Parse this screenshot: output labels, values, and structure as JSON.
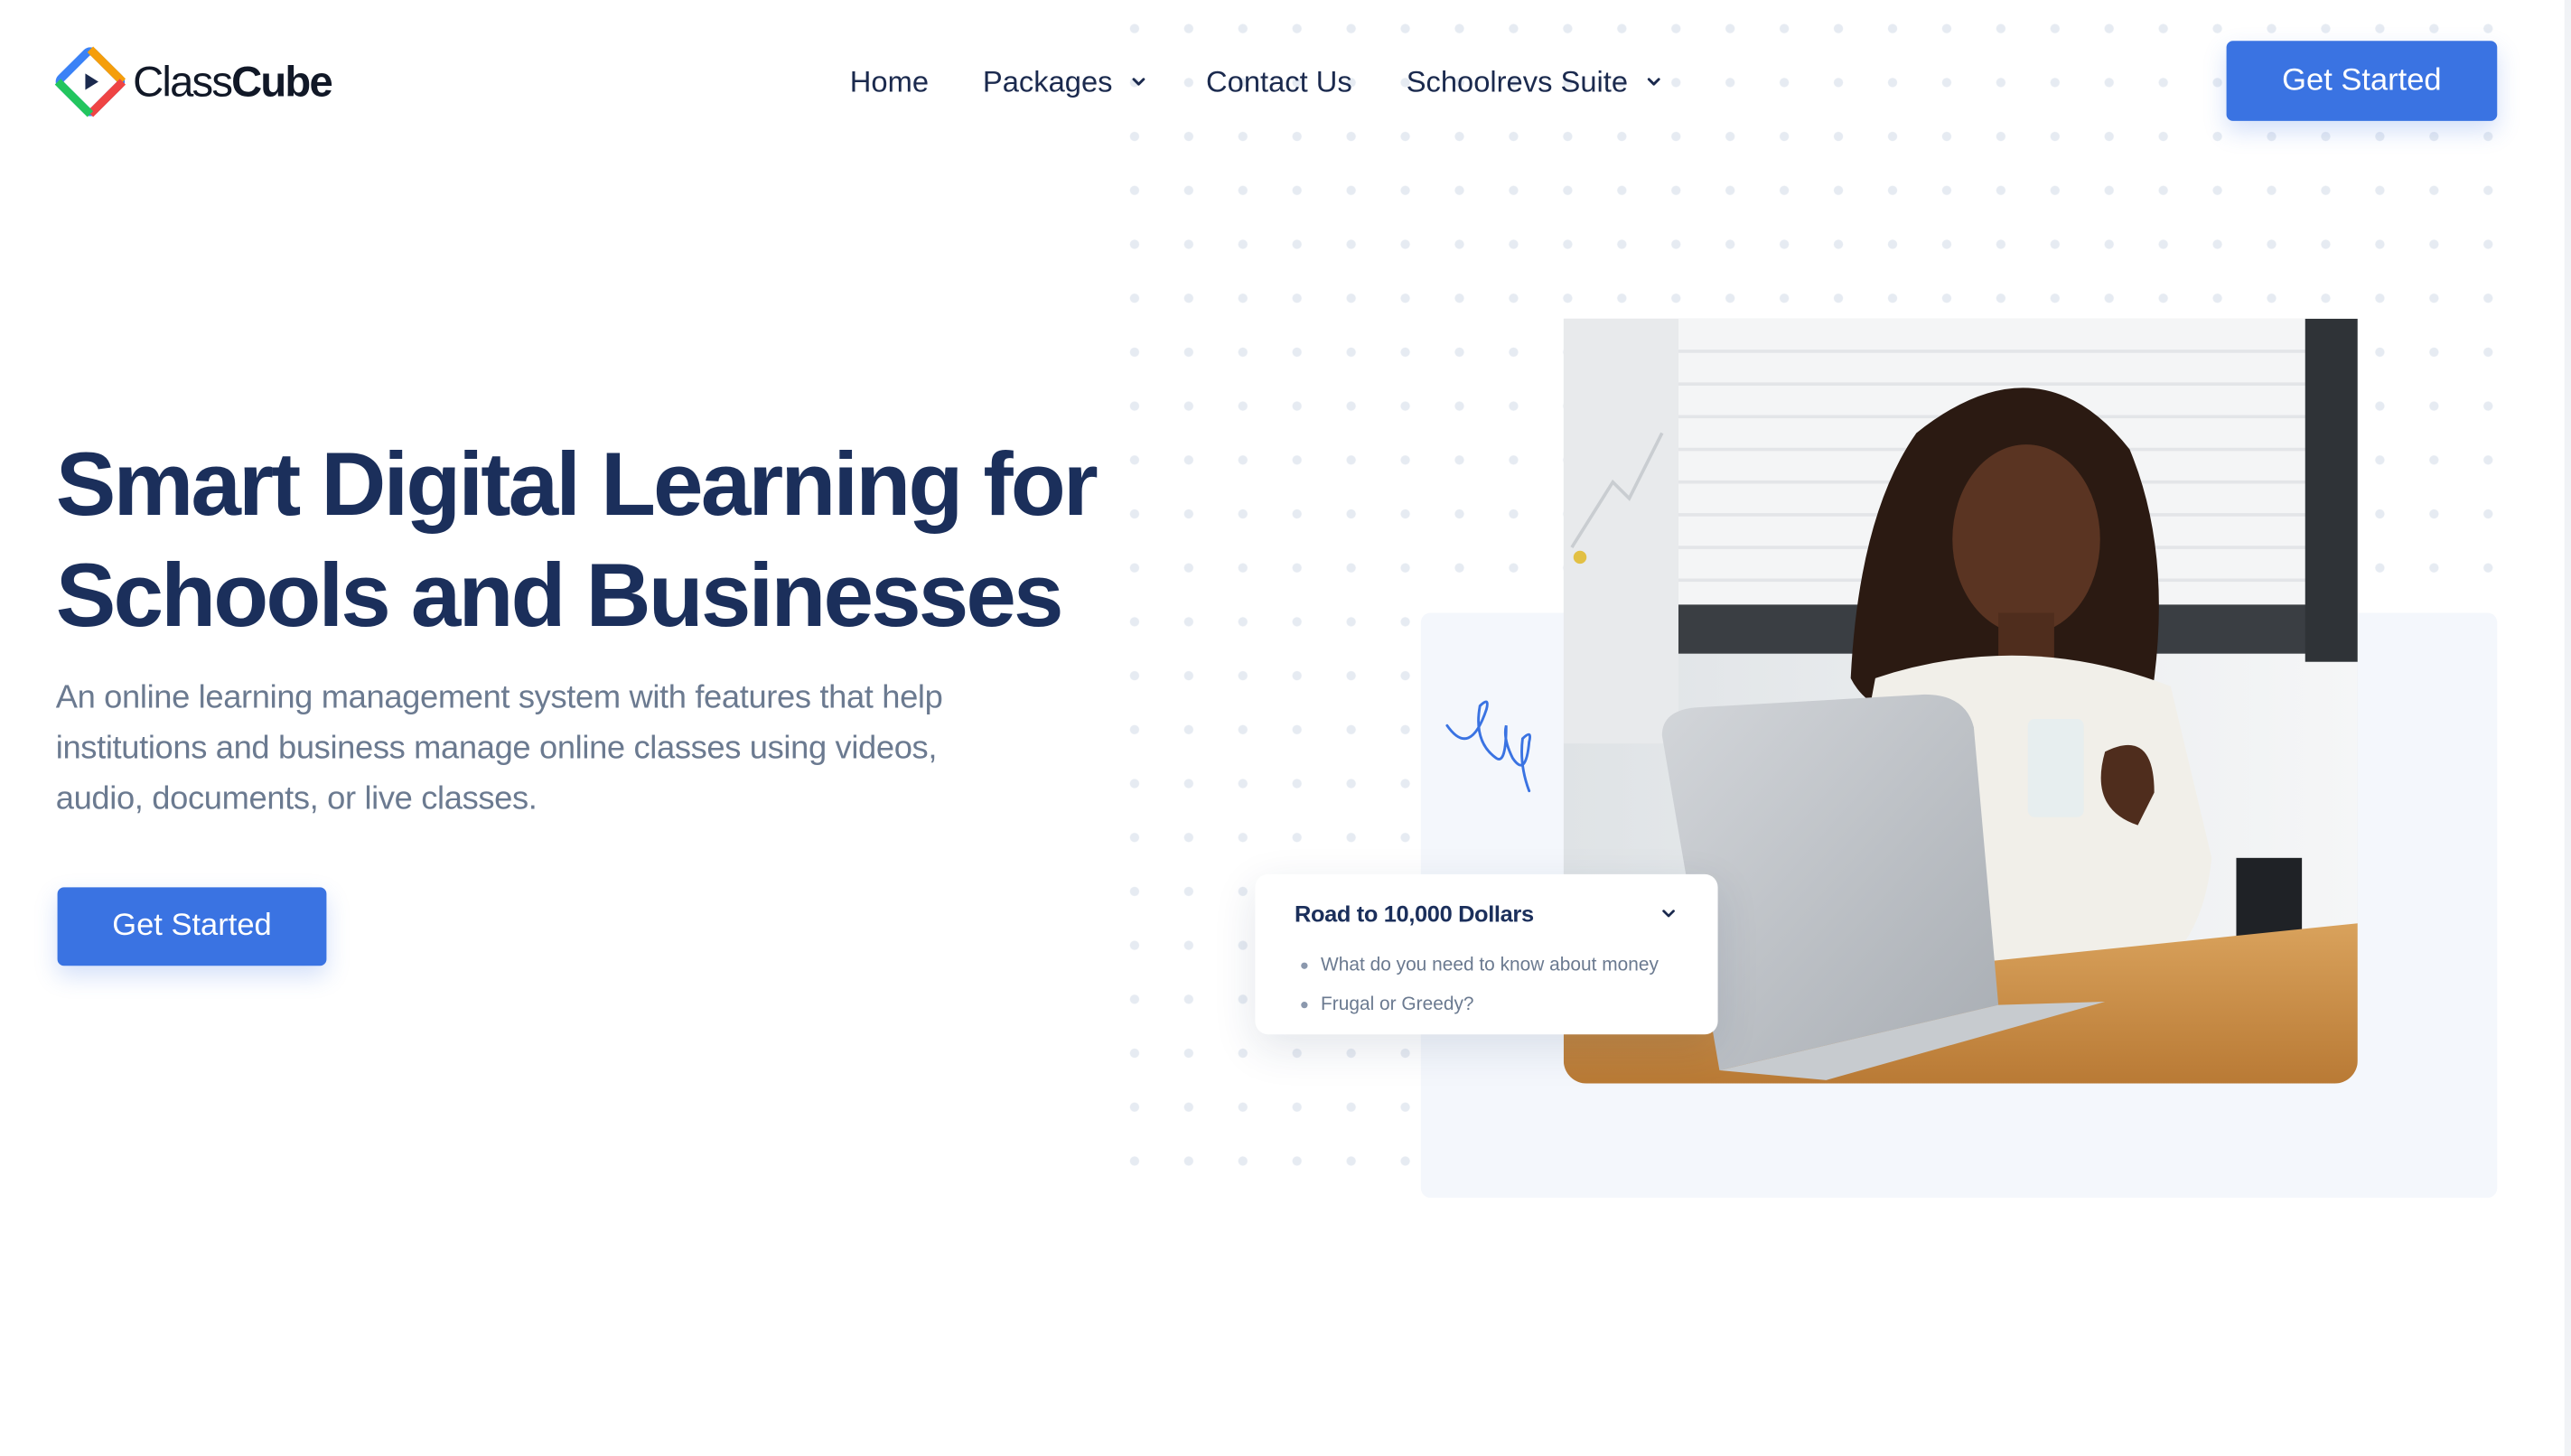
{
  "brand": {
    "logo_part1": "Class",
    "logo_part2": "Cube",
    "colors": {
      "accent": "#3a73e2",
      "heading": "#1b2f5b",
      "muted": "#6b7a90"
    }
  },
  "nav": {
    "items": [
      {
        "label": "Home",
        "has_dropdown": false
      },
      {
        "label": "Packages",
        "has_dropdown": true
      },
      {
        "label": "Contact Us",
        "has_dropdown": false
      },
      {
        "label": "Schoolrevs Suite",
        "has_dropdown": true
      }
    ],
    "cta_label": "Get Started"
  },
  "hero": {
    "title_line1": "Smart Digital Learning for",
    "title_line2": "Schools and Businesses",
    "subtitle": "An online learning management system with features that help institutions and business manage online classes using videos, audio, documents, or live classes.",
    "cta_label": "Get Started"
  },
  "course_card": {
    "title": "Road to 10,000 Dollars",
    "items": [
      "What do you need to know about money",
      "Frugal or Greedy?"
    ]
  },
  "icons": [
    "classcube-logo-icon",
    "chevron-down-icon",
    "squiggle-decoration-icon"
  ]
}
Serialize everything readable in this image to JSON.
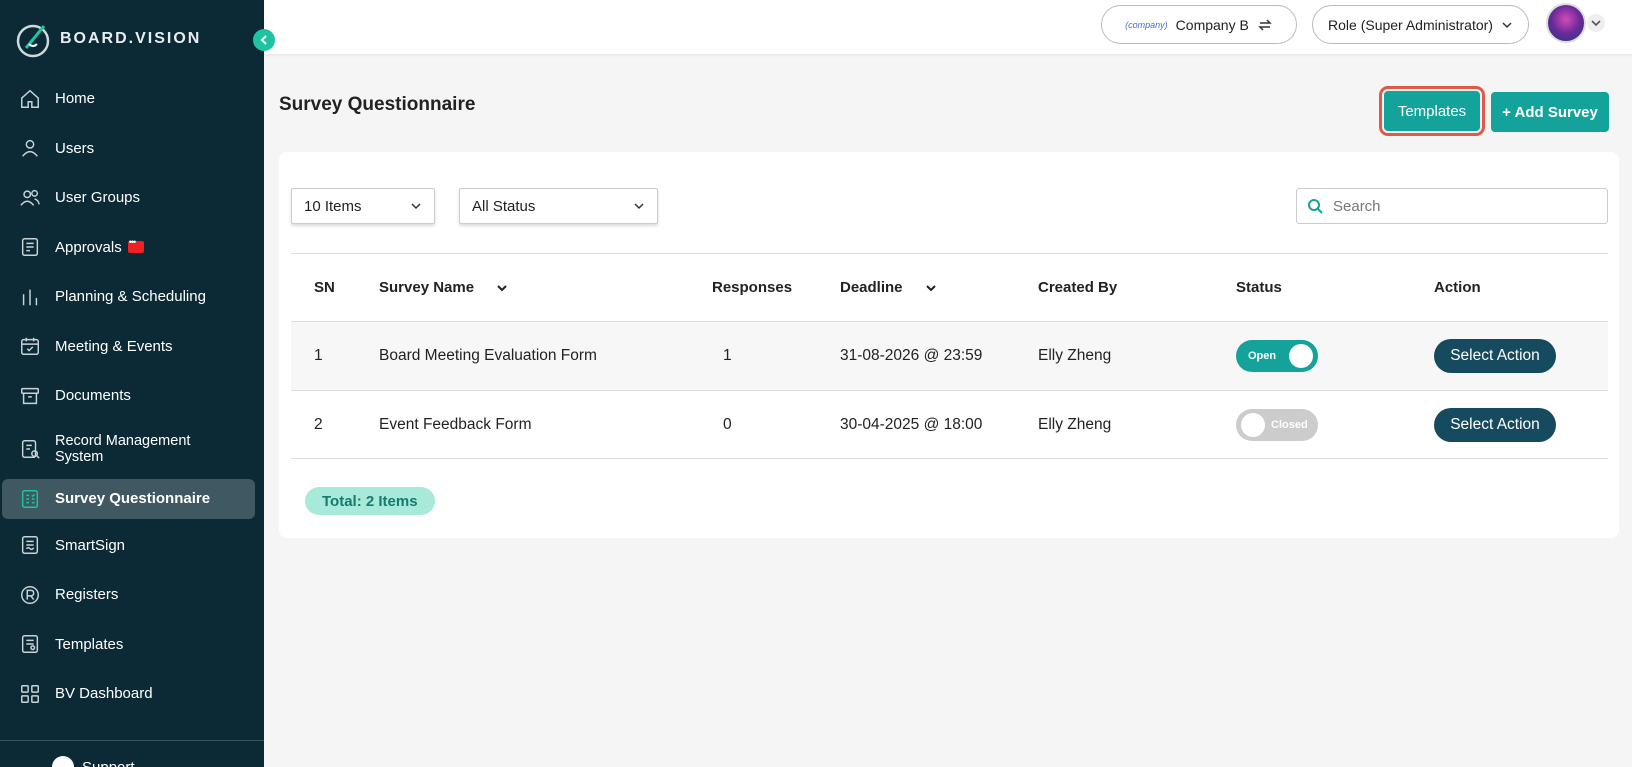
{
  "brand": {
    "name": "BOARD.VISION",
    "accent": "#1ec3a0",
    "sidebar_bg": "#0b2a36"
  },
  "sidebar": {
    "items": [
      {
        "label": "Home",
        "icon": "home-icon"
      },
      {
        "label": "Users",
        "icon": "user-icon"
      },
      {
        "label": "User Groups",
        "icon": "users-icon"
      },
      {
        "label": "Approvals",
        "icon": "approval-icon"
      },
      {
        "label": "Planning & Scheduling",
        "icon": "bar-chart-icon"
      },
      {
        "label": "Meeting & Events",
        "icon": "calendar-check-icon"
      },
      {
        "label": "Documents",
        "icon": "archive-icon"
      },
      {
        "label": "Record Management System",
        "icon": "record-search-icon"
      },
      {
        "label": "Survey Questionnaire",
        "icon": "survey-icon",
        "active": true
      },
      {
        "label": "SmartSign",
        "icon": "sign-icon"
      },
      {
        "label": "Registers",
        "icon": "registered-icon"
      },
      {
        "label": "Templates",
        "icon": "template-icon"
      },
      {
        "label": "BV Dashboard",
        "icon": "grid-icon"
      }
    ],
    "support_label": "Support"
  },
  "topbar": {
    "company_logo_text": "(company)",
    "company_label": "Company B",
    "role_label": "Role (Super Administrator)"
  },
  "main": {
    "title": "Survey Questionnaire",
    "templates_button": "Templates",
    "add_button": "+ Add Survey",
    "items_select": "10 Items",
    "status_select": "All Status",
    "search_placeholder": "Search",
    "columns": {
      "sn": "SN",
      "name": "Survey Name",
      "responses": "Responses",
      "deadline": "Deadline",
      "created_by": "Created By",
      "status": "Status",
      "action": "Action"
    },
    "rows": [
      {
        "sn": "1",
        "name": "Board Meeting Evaluation Form",
        "responses": "1",
        "deadline": "31-08-2026 @ 23:59",
        "created_by": "Elly Zheng",
        "status": "Open",
        "action": "Select Action"
      },
      {
        "sn": "2",
        "name": "Event Feedback Form",
        "responses": "0",
        "deadline": "30-04-2025 @ 18:00",
        "created_by": "Elly Zheng",
        "status": "Closed",
        "action": "Select Action"
      }
    ],
    "total": "Total: 2 Items"
  },
  "colors": {
    "teal": "#14a39a",
    "action_dark": "#164a5e",
    "highlight": "#e05a45"
  }
}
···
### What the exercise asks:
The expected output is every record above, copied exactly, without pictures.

### Solution for this task:
Parse this screenshot: output labels, values, and structure as JSON.
{
  "brand": {
    "logo_part1": "Class",
    "logo_part2": "Cube",
    "colors": {
      "accent": "#3a73e2",
      "heading": "#1b2f5b",
      "muted": "#6b7a90"
    }
  },
  "nav": {
    "items": [
      {
        "label": "Home",
        "has_dropdown": false
      },
      {
        "label": "Packages",
        "has_dropdown": true
      },
      {
        "label": "Contact Us",
        "has_dropdown": false
      },
      {
        "label": "Schoolrevs Suite",
        "has_dropdown": true
      }
    ],
    "cta_label": "Get Started"
  },
  "hero": {
    "title_line1": "Smart Digital Learning for",
    "title_line2": "Schools and Businesses",
    "subtitle": "An online learning management system with features that help institutions and business manage online classes using videos, audio, documents, or live classes.",
    "cta_label": "Get Started"
  },
  "course_card": {
    "title": "Road to 10,000 Dollars",
    "items": [
      "What do you need to know about money",
      "Frugal or Greedy?"
    ]
  },
  "icons": [
    "classcube-logo-icon",
    "chevron-down-icon",
    "squiggle-decoration-icon"
  ]
}
Serialize everything readable in this image to JSON.
{
  "brand": {
    "name": "BOARD.VISION",
    "accent": "#1ec3a0",
    "sidebar_bg": "#0b2a36"
  },
  "sidebar": {
    "items": [
      {
        "label": "Home",
        "icon": "home-icon"
      },
      {
        "label": "Users",
        "icon": "user-icon"
      },
      {
        "label": "User Groups",
        "icon": "users-icon"
      },
      {
        "label": "Approvals",
        "icon": "approval-icon"
      },
      {
        "label": "Planning & Scheduling",
        "icon": "bar-chart-icon"
      },
      {
        "label": "Meeting & Events",
        "icon": "calendar-check-icon"
      },
      {
        "label": "Documents",
        "icon": "archive-icon"
      },
      {
        "label": "Record Management System",
        "icon": "record-search-icon"
      },
      {
        "label": "Survey Questionnaire",
        "icon": "survey-icon",
        "active": true
      },
      {
        "label": "SmartSign",
        "icon": "sign-icon"
      },
      {
        "label": "Registers",
        "icon": "registered-icon"
      },
      {
        "label": "Templates",
        "icon": "template-icon"
      },
      {
        "label": "BV Dashboard",
        "icon": "grid-icon"
      }
    ],
    "support_label": "Support"
  },
  "topbar": {
    "company_logo_text": "(company)",
    "company_label": "Company B",
    "role_label": "Role (Super Administrator)"
  },
  "main": {
    "title": "Survey Questionnaire",
    "templates_button": "Templates",
    "add_button": "+ Add Survey",
    "items_select": "10 Items",
    "status_select": "All Status",
    "search_placeholder": "Search",
    "columns": {
      "sn": "SN",
      "name": "Survey Name",
      "responses": "Responses",
      "deadline": "Deadline",
      "created_by": "Created By",
      "status": "Status",
      "action": "Action"
    },
    "rows": [
      {
        "sn": "1",
        "name": "Board Meeting Evaluation Form",
        "responses": "1",
        "deadline": "31-08-2026 @ 23:59",
        "created_by": "Elly Zheng",
        "status": "Open",
        "action": "Select Action"
      },
      {
        "sn": "2",
        "name": "Event Feedback Form",
        "responses": "0",
        "deadline": "30-04-2025 @ 18:00",
        "created_by": "Elly Zheng",
        "status": "Closed",
        "action": "Select Action"
      }
    ],
    "total": "Total: 2 Items"
  },
  "colors": {
    "teal": "#14a39a",
    "action_dark": "#164a5e",
    "highlight": "#e05a45"
  }
}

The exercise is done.